Records for this exercise Start Marker

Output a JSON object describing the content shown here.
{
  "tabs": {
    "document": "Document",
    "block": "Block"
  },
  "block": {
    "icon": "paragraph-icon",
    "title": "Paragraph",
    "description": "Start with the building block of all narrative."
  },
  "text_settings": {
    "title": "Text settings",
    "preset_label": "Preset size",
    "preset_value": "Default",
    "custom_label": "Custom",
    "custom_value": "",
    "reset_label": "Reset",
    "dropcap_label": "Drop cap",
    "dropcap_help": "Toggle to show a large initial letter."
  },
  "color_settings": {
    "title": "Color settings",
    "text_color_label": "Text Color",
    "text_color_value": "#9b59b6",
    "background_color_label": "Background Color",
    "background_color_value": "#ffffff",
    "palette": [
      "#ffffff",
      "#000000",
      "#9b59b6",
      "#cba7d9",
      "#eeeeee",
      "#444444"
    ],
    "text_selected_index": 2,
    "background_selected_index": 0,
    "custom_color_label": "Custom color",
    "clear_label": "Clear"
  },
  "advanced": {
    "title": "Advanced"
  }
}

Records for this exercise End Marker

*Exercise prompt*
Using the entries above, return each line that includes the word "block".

*Solution for this problem*
    "block": "Block"
  "block": {
    "description": "Start with the building block of all narrative."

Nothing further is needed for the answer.